This album initially seemed like one of those debuts that would constantly be threatened but would never materialise. For as much promise as Blood Youth showed on their last couple of EPs (particularly their Closure EP which was really quite excellent), and even with the stream of touring and festival slots that they’ve used to get their name out there, Blood Youth have always felt stuck in the doldrums that many young, British melodic hardcore bands end up in. Call it an unwarranted worry, but given the fate of their previous incarnation Climates, and the cutthroat nature of the scene they find themselves in which makes it difficult enough to get a first chance, let alone a second, Blood Youth have been fighting an uphill battle since day dot. It all makes Beyond Repair something of a milestone, a full-length that’s actually out into the wild, regardless of quality.
Perhaps that’s for the best too, as while Beyond Repair is definitely a solid album, it’s one that shows that Blood Youth still have a lot of work to do if they really want to transition into greatness. It’s largely an issue of the music itself, in that Blood Youth don’t exactly draw on their influences rather than trace them wholesale and use that as a rigid blueprint. The Beartooth comparisons are still plentiful and valid – the verses of a track like Buying Time are delivered in a similarly caustic, barked style, and Kaya Tarsus’ vocals do bear more than a passing resemblance to Caleb Shomo’s – but really, rebrand this as a Beartooth album and what changes? Blood Youth still feel like they’re in that confusing stage of emulating their influences entirely without adding any of their own flavour, and apart from I Remember whose more prominent bass gives it the effect of being dirtier and more low-slung, there’s very little to denote a unique identity. But even then, Blood Youth feel as though they’re only taking the basics of the sound to work with. The windswept, clean choruses feel as though they’ve been imported from another song entirely, and the choice to base this entire album around seething rage and nothing else (as opposed to the smaller confines on an EP where it can and has worked in the past) can make it feel slightly one-dimensional.

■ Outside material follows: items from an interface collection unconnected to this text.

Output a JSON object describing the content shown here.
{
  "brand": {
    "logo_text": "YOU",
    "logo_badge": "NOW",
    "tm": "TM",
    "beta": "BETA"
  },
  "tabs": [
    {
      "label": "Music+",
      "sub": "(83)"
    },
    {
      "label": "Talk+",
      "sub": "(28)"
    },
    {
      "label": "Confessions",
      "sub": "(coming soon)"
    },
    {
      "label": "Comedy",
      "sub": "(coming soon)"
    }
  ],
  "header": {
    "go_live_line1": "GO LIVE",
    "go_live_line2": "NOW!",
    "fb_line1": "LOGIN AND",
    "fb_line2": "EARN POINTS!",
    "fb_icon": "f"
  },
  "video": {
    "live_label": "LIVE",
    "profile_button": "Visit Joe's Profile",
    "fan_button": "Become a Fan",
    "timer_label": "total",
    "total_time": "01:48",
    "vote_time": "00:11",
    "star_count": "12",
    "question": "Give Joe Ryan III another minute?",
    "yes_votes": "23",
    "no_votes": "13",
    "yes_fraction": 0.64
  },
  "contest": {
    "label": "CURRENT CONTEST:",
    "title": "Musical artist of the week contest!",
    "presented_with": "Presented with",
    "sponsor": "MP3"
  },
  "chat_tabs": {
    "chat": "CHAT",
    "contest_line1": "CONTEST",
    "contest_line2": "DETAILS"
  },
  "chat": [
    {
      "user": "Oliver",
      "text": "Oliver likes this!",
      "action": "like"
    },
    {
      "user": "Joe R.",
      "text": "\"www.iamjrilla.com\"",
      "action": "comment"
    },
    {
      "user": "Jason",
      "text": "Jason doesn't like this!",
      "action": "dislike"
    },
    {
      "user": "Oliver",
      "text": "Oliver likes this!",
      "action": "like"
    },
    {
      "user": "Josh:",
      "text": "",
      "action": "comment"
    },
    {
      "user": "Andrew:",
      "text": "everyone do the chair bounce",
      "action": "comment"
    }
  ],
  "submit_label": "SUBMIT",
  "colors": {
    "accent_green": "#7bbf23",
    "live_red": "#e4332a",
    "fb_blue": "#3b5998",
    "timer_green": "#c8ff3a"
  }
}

That might seem a lot to criticise and still call Beyond Repair ‘solid’, but the hunger and drive that Blood Youth display makes up for a lot. A big factor in this is the production which trims away any needless frills to keep everything as tight and lean as possible. The lack of any unnecessary interference keeps Tarsus’ vocals at their sharpest, particularly in his screams on tracks like Parasite and Man Made Disaster where his unclean style takes the lead. A focus on melody rarely distracts from this either, given the carving, groove-heavy guitars of Savanna, even though Sam Hallett’s more aggressive drumming on a track like What I’m Running From feels like a more natural foil. Even the biggest choruses on the likes of Reason To Stay, which could have been lifted from any number of Britrock crowd-pleasers, don’t detract from the moment too much.
What’s more, the lack of any fat keeps the anger feeling genuine, the sort of laser focus that a lot of so-called ‘angry’ bands could do with adopting to feel a lot more real. It’s certainly fitting for an album whose entire concept surrounds dealing with anger in the modern age, from having a good old-fashioned rant on I Remember to getting a bit too rowdy on a night out on Making Waves. Thematically it’s a bit of a fragmented one, but in terms of setting out what they intend to do, namely vent, scream and let loose, Beyond Repair does a fine job.
Even with the numerous criticisms that can be dealt out to it, Blood Youth’s debut is definitely easy to enjoy. For as uncomplicated and unaware of nuance as it can be, Beyond Repair makes up for that with the sort of energy and bone-crushing bite that a new band should have. Even if they will need to move into their own lane before long in terms of a definable sound, Blood Youth have already laid down some impressive foundations that need tweaking at the minute, but can turn out something sooner rather than later.
For fans of: Beartooth, Stick To Your Guns, A Day To Remember
Words by Luke Nuttall
‘Beyond Repair’ by Blood Youth is released on 7th April on Rude Records.